Content starts

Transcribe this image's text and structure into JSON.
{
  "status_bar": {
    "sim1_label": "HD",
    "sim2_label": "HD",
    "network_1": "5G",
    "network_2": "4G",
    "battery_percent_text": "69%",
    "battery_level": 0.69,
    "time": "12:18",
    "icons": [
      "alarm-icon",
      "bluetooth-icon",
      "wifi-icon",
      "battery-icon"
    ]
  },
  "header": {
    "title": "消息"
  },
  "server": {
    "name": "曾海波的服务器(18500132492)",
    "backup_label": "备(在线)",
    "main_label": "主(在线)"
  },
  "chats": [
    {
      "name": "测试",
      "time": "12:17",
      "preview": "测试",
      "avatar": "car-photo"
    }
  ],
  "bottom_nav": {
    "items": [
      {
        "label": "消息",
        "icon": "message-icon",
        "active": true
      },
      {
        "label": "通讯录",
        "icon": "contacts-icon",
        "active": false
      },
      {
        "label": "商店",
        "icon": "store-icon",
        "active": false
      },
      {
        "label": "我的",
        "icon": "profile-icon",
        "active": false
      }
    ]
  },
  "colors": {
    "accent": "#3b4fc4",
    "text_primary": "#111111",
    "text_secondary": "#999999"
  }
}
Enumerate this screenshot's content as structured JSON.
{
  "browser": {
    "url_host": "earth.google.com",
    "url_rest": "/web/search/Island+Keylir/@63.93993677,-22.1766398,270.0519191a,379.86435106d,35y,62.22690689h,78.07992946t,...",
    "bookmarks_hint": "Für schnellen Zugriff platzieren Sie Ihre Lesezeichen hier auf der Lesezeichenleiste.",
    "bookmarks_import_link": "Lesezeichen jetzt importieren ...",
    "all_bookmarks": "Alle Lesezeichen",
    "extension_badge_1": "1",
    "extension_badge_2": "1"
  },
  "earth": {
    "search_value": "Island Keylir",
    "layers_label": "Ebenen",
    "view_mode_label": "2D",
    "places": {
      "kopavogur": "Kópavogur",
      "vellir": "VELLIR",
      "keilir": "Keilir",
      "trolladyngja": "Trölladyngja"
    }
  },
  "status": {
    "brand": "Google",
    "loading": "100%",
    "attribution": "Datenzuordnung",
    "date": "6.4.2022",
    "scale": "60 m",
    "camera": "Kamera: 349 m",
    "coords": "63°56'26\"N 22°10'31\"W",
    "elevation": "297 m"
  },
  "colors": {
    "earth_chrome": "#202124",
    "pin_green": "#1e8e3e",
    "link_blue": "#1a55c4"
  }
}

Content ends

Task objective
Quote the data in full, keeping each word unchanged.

Solved exercise
Transcribe this image's text and structure into JSON.
{
  "status_bar": {
    "sim1_label": "HD",
    "sim2_label": "HD",
    "network_1": "5G",
    "network_2": "4G",
    "battery_percent_text": "69%",
    "battery_level": 0.69,
    "time": "12:18",
    "icons": [
      "alarm-icon",
      "bluetooth-icon",
      "wifi-icon",
      "battery-icon"
    ]
  },
  "header": {
    "title": "消息"
  },
  "server": {
    "name": "曾海波的服务器(18500132492)",
    "backup_label": "备(在线)",
    "main_label": "主(在线)"
  },
  "chats": [
    {
      "name": "测试",
      "time": "12:17",
      "preview": "测试",
      "avatar": "car-photo"
    }
  ],
  "bottom_nav": {
    "items": [
      {
        "label": "消息",
        "icon": "message-icon",
        "active": true
      },
      {
        "label": "通讯录",
        "icon": "contacts-icon",
        "active": false
      },
      {
        "label": "商店",
        "icon": "store-icon",
        "active": false
      },
      {
        "label": "我的",
        "icon": "profile-icon",
        "active": false
      }
    ]
  },
  "colors": {
    "accent": "#3b4fc4",
    "text_primary": "#111111",
    "text_secondary": "#999999"
  }
}
Enumerate this screenshot's content as structured JSON.
{
  "browser": {
    "url_host": "earth.google.com",
    "url_rest": "/web/search/Island+Keylir/@63.93993677,-22.1766398,270.0519191a,379.86435106d,35y,62.22690689h,78.07992946t,...",
    "bookmarks_hint": "Für schnellen Zugriff platzieren Sie Ihre Lesezeichen hier auf der Lesezeichenleiste.",
    "bookmarks_import_link": "Lesezeichen jetzt importieren ...",
    "all_bookmarks": "Alle Lesezeichen",
    "extension_badge_1": "1",
    "extension_badge_2": "1"
  },
  "earth": {
    "search_value": "Island Keylir",
    "layers_label": "Ebenen",
    "view_mode_label": "2D",
    "places": {
      "kopavogur": "Kópavogur",
      "vellir": "VELLIR",
      "keilir": "Keilir",
      "trolladyngja": "Trölladyngja"
    }
  },
  "status": {
    "brand": "Google",
    "loading": "100%",
    "attribution": "Datenzuordnung",
    "date": "6.4.2022",
    "scale": "60 m",
    "camera": "Kamera: 349 m",
    "coords": "63°56'26\"N 22°10'31\"W",
    "elevation": "297 m"
  },
  "colors": {
    "earth_chrome": "#202124",
    "pin_green": "#1e8e3e",
    "link_blue": "#1a55c4"
  }
}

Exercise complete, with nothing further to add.